The role of the architect—and even architecture itself—in society today is changing. A lack of interest in critical social issues from a profession that holds such high responsibility within a community is a problem that should no longer be avoided.

In an exhibit currently on show at the Center for Architecture and Design in Seattle titled "In the Public Interest," Garrett Nelli Assoc. AIA challenges the profession of architecture to establish a focus on more community-engaged design. With the help of the 2017 AIA Seattle Emerging Professionals Travel Scholarship, Nelli traveled to Los Angeles, rural Alabama, Haiti, Italy and New Orleans, all the while analyzing how the built environment has the ability to influence social change.

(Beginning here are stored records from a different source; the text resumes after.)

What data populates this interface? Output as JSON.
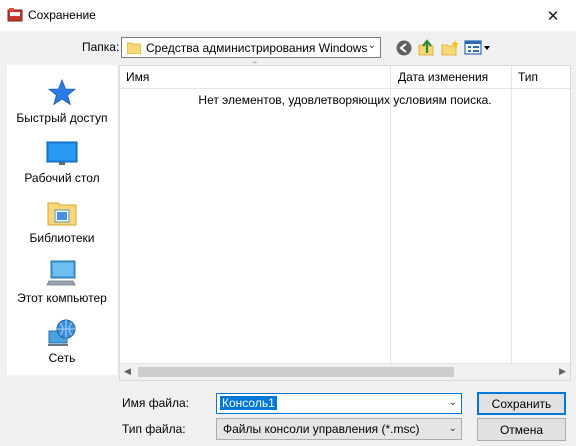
{
  "window": {
    "title": "Сохранение",
    "close": "✕"
  },
  "location": {
    "label": "Папка:",
    "value": "Средства администрирования Windows"
  },
  "toolbar": {
    "icons": [
      "back-icon",
      "up-folder-icon",
      "new-folder-icon",
      "view-menu-icon"
    ]
  },
  "places": [
    {
      "label": "Быстрый доступ",
      "icon": "star-icon"
    },
    {
      "label": "Рабочий стол",
      "icon": "desktop-icon"
    },
    {
      "label": "Библиотеки",
      "icon": "libraries-icon"
    },
    {
      "label": "Этот компьютер",
      "icon": "computer-icon"
    },
    {
      "label": "Сеть",
      "icon": "network-icon"
    }
  ],
  "list": {
    "columns": [
      "Имя",
      "Дата изменения",
      "Тип"
    ],
    "empty_message": "Нет элементов, удовлетворяющих условиям поиска."
  },
  "filename": {
    "label": "Имя файла:",
    "value": "Консоль1"
  },
  "filetype": {
    "label": "Тип файла:",
    "value": "Файлы консоли управления (*.msc)"
  },
  "buttons": {
    "save": "Сохранить",
    "cancel": "Отмена"
  },
  "colors": {
    "accent": "#0078d7",
    "star": "#2c7be5",
    "folder": "#f8d775"
  }
}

Read on for an edited interview with Nelli about his research and how you can begin to implement elements into your design practice to help promote social change in your own communities.

Finnish Pavilion at the 2018 Venice Biennale to Examine the Future of Libraries

16:00 - 3 March, 2018
Finnish Pavilion at the 2018 Venice Biennale to Examine the Future of Libraries , Courtesy of ALA Architects
Courtesy of ALA Architects

As part of our 2018 Venice Architecture Biennale coverage we present the proposal for the Finnish Pavilion. Below, the participants describe their contribution in their own words.

Finland’s representation at the 16th International Architecture Exhibition of La Biennale di Venezia responds to the theme "Freespace" by transforming the Alvar Aalto Pavilion of Finland into a temporary library space.

Photographic Survey Captures The Diversity of Residences in Queens, NY

06:00 - 2 January, 2018
Photographic Survey Captures The Diversity of Residences in Queens, NY , Triple-Peak Row with Terraced Garages. Maspeth, NY.  2014. Image © Rafael Herrin-Ferri
Triple-Peak Row with Terraced Garages. Maspeth, NY. 2014. Image © Rafael Herrin-Ferri

Queens, NY is one of the most diverse places in the world, so it should be no surprise that it’s residences reflect that diversity. From the Architectural League of New York comes Rafael Herrin-Ferri’s exhibition “All the Queens Houses.” An architect and artist, Herrin-Ferri compiled 273 photographs of homes in Queens. The ever growing photographic survey conveys themes of identity, differentiation, and adaptation.

Eclectic Row. Briarwood, NY. 2017. Image © Rafael Herrin-Ferri Technicolor Tudorized Row. Jamaica, NY. 2017. Image © Rafael Herrin-Ferri Splayed Brick-and-Stone Rusticated Entry Porch. Maspeth, NY. 2015. Image © Rafael Herrin-Ferri Wedding Cake Condo. Astoria, NY. 2017. Image © Rafael Herrin-Ferri + 15

9 Times Architects Transformed Frank Lloyd Wright's Guggenheim Museum

07:00 - 13 October, 2016
Exhibition design by Gae Aulenti. Installation view: The Italian Metamorphosis, 1943–1968, Solomon R. Guggenheim Museum, New York, October 6, 1994–January 22, 1995. Photo: David Heald
Exhibition design by Gae Aulenti. Installation view: The Italian Metamorphosis, 1943–1968, Solomon R. Guggenheim Museum, New York, October 6, 1994–January 22, 1995. Photo: David Heald

This article originally appeared on guggenheim.org/blogs under the title "Nine Guggenheim Exhibitions Designed by Architects," and is used with permission.

Exhibition design is never straightforward, but that is especially true within the highly unconventional architecture of Frank Lloyd Wright’s Guggenheim Museum. Hanging a painting in a traditional “box” gallery can be literally straightforward, whereas every exhibition at the Guggenheim is the reinvention of one of the world’s most distinctive and iconic buildings. The building mandates site-specific exhibition design—partition walls, pedestals, vitrines, and benches are custom-fabricated for every show. At the same time, these qualities of the building present an opportunity for truly memorable, unique installations. Design happens simultaneously on a micro and macro scale—creating display solutions for individual works of art while producing an overall context and flow that engages the curatorial vision for the exhibition. This is why the museum’s stellar in-house exhibition designers all have an architecture background. They have developed intimate relationships with every angle and curve of the quarter-mile ramp and sloping walls.